• [Exercise instructions]:
The word "this" occurs in some lines of the data. Return each such line.

• [Given information]:
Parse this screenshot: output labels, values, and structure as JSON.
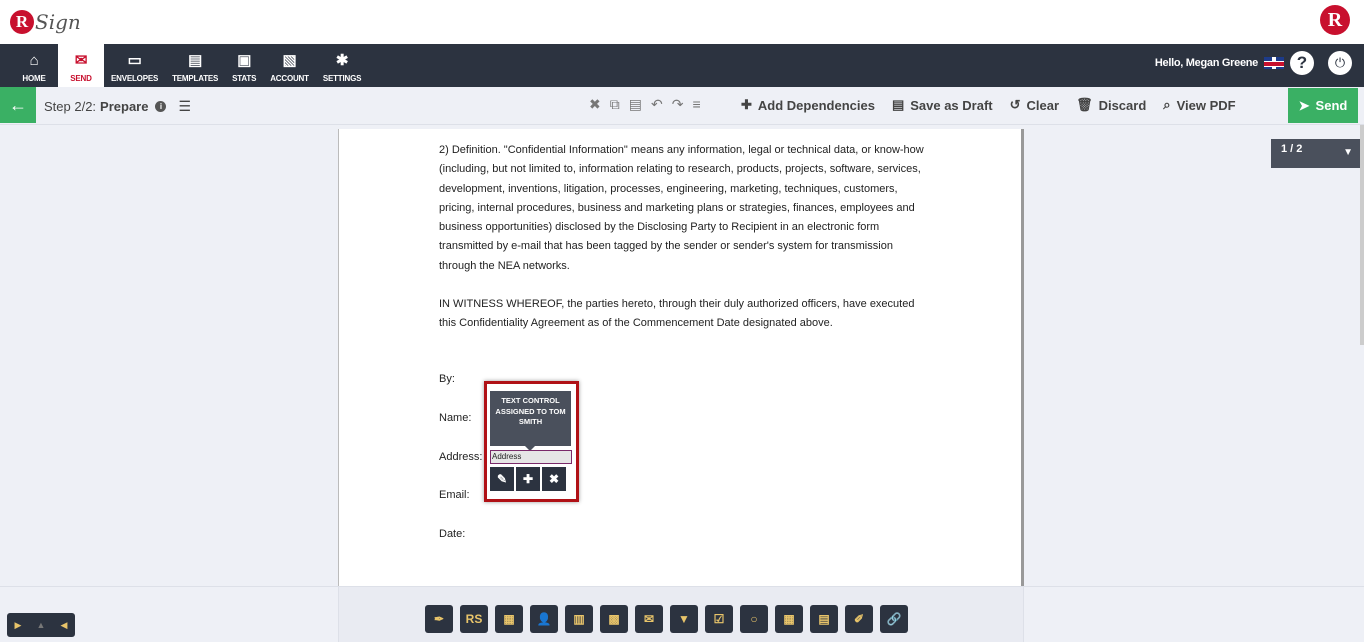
{
  "brand": {
    "logo_letter": "R",
    "logo_text": "Sign"
  },
  "nav": {
    "items": [
      {
        "label": "HOME",
        "icon": "⌂"
      },
      {
        "label": "SEND",
        "icon": "✉"
      },
      {
        "label": "ENVELOPES",
        "icon": "▭"
      },
      {
        "label": "TEMPLATES",
        "icon": "▤"
      },
      {
        "label": "STATS",
        "icon": "▣"
      },
      {
        "label": "ACCOUNT",
        "icon": "▧"
      },
      {
        "label": "SETTINGS",
        "icon": "✱"
      }
    ],
    "greeting": "Hello, Megan Greene",
    "help": "?",
    "power": "⏻"
  },
  "toolbar": {
    "step_prefix": "Step 2/2:",
    "step_name": "Prepare",
    "icons": [
      "✖",
      "⧉",
      "▤",
      "↶",
      "↷",
      "≡"
    ],
    "actions": [
      {
        "label": "Add Dependencies",
        "icon": "✚"
      },
      {
        "label": "Save as Draft",
        "icon": "▤"
      },
      {
        "label": "Clear",
        "icon": "↺"
      },
      {
        "label": "Discard",
        "icon": "🗑"
      },
      {
        "label": "View PDF",
        "icon": "⌕"
      }
    ],
    "send_label": "Send",
    "send_icon": "➤",
    "back_icon": "←"
  },
  "document": {
    "paragraphs": [
      "2) Definition.  \"Confidential Information\" means any information, legal or technical data, or know-how (including, but not limited to, information relating to research, products, projects, software, services, development, inventions, litigation, processes, engineering, marketing, techniques, customers, pricing, internal procedures, business and marketing plans or strategies, finances, employees and business opportunities) disclosed by the Disclosing Party to Recipient in an electronic form transmitted by e-mail that has been tagged by the sender or sender's system for transmission through the NEA networks.",
      "IN WITNESS WHEREOF, the parties hereto, through their duly authorized officers, have executed this Confidentiality Agreement as of the Commencement Date designated above."
    ],
    "fields": {
      "by": "By:",
      "name": "Name:",
      "address": "Address:",
      "email": "Email:",
      "date": "Date:"
    }
  },
  "page_indicator": {
    "label": "1 / 2",
    "caret": "▼"
  },
  "control_popup": {
    "tooltip": "TEXT CONTROL ASSIGNED TO TOM SMITH",
    "value": "Address",
    "buttons": [
      "✎",
      "✚",
      "✖"
    ]
  },
  "bottom_controls": [
    "✒",
    "RS",
    "▦",
    "👤",
    "▥",
    "▩",
    "✉",
    "▼",
    "☑",
    "○",
    "▦",
    "▤",
    "✐",
    "🔗"
  ],
  "nav_mini": [
    "▶",
    "▲",
    "◀"
  ]
}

• [Expected answer]:
Parse this screenshot: output labels, values, and structure as JSON.
      "IN WITNESS WHEREOF, the parties hereto, through their duly authorized officers, have executed this Confidentiality Agreement as of the Commencement Date designated above."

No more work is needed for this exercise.